View Article: PubMed Central - PubMed

Affiliation: Dental Section, Department of Surgery, The Aga Khan University Hospital, Karachi, Pakistan.

ABSTRACT

Introduction: The mesiobuccal root of the maxillary first molar has generated more research and clinical investigation than any root. An inability to detect and treat a second mesiobuccal (MB2) canal is a reason for endodontic failure in maxillary first molars. Modifications in the endodontic access and detection techniques, along with advancements in illumination and magnification technology, have aided in the location and treatment with the second mesiobuccal canal of maxillary first molars.
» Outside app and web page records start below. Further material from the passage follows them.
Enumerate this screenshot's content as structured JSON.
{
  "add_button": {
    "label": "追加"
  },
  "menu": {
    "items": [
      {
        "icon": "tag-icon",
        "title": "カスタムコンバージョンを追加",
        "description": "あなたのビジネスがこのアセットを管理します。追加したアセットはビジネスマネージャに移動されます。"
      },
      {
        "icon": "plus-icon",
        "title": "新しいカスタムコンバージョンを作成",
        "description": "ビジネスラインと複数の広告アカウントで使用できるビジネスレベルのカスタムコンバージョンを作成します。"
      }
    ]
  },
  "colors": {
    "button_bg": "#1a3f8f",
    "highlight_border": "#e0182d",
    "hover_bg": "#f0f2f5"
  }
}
Objective: To determine the frequency of the second mesiobuccal canal in the permanent maxillary first molars with magnification loupes (× 3.5).
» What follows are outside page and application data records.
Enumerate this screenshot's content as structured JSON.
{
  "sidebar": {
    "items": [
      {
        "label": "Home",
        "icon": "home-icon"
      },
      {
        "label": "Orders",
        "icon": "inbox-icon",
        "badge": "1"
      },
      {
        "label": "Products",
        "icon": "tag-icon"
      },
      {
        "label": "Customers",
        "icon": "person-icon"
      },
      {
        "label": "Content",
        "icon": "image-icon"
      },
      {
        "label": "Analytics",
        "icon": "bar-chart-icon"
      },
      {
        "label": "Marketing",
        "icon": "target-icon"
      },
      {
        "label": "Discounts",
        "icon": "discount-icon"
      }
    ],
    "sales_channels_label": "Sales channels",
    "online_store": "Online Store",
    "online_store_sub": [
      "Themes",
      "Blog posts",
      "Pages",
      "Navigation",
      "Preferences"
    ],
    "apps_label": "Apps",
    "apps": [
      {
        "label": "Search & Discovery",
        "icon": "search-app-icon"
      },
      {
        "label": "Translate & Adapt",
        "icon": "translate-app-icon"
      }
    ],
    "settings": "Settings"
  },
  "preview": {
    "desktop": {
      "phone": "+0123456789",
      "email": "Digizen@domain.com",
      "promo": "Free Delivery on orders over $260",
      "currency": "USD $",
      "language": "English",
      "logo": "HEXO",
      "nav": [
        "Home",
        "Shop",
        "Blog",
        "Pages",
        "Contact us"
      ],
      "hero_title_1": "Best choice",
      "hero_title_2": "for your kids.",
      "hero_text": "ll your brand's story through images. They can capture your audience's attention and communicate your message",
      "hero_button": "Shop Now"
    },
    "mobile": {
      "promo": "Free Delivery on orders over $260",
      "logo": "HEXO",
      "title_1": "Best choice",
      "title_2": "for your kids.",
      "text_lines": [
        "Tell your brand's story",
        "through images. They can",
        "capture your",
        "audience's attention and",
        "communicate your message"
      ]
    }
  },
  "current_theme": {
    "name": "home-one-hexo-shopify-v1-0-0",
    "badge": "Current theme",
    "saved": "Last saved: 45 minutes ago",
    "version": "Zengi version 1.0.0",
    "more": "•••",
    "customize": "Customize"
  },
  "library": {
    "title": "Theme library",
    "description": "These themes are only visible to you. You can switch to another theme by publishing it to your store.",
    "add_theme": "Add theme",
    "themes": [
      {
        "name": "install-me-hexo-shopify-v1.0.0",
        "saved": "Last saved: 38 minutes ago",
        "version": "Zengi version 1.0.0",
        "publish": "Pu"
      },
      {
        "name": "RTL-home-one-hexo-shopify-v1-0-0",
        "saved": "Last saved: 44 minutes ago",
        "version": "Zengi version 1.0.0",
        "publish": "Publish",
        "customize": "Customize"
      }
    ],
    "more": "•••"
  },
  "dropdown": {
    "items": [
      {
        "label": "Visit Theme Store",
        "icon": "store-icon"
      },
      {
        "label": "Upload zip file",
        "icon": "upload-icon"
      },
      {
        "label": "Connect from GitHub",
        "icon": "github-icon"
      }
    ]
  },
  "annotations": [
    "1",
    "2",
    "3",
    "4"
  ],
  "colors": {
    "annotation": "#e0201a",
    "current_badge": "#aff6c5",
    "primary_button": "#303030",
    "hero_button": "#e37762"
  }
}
Materials and methods: A total of 53 teeth were assessed using a moderate magnification for second mesiobuccal canal in mesiobuccal root of first permanent maxillary molars in vivo. Detection of this canal in maxillary first molars was done through a clinical access cavity preparation under magnification loupes (× 3.5). Data was analyzed using SPSS 15.0. Frequency distribution of variables was determined and the level of significance was kept at 0.05.

Results: We were able to detect second mesiobuccal canal in 27 out of 53 (50.9%) of the permanent maxillary first molars that were studied. It was found that the males tend to have a higher proportion of second mesiobuccal canals (up to 31%) as compared to the females in whom the second mesiobuccal canals could be identified only 19% of the time. Whilst, there was no association found between age, gender and chamber obliteration with the presence of second mesiobuccal canal.

Conclusions: In conclusion, within its limitations, this study suggested that the use of magnification loupes enhanced both the detection (50.9%) and negotiation (86.8%) of the second mesiobuccal canals in the permanent maxillary first molars beyond what could be achieved with naked eye.

No MeSH data available.


Related in: MedlinePlus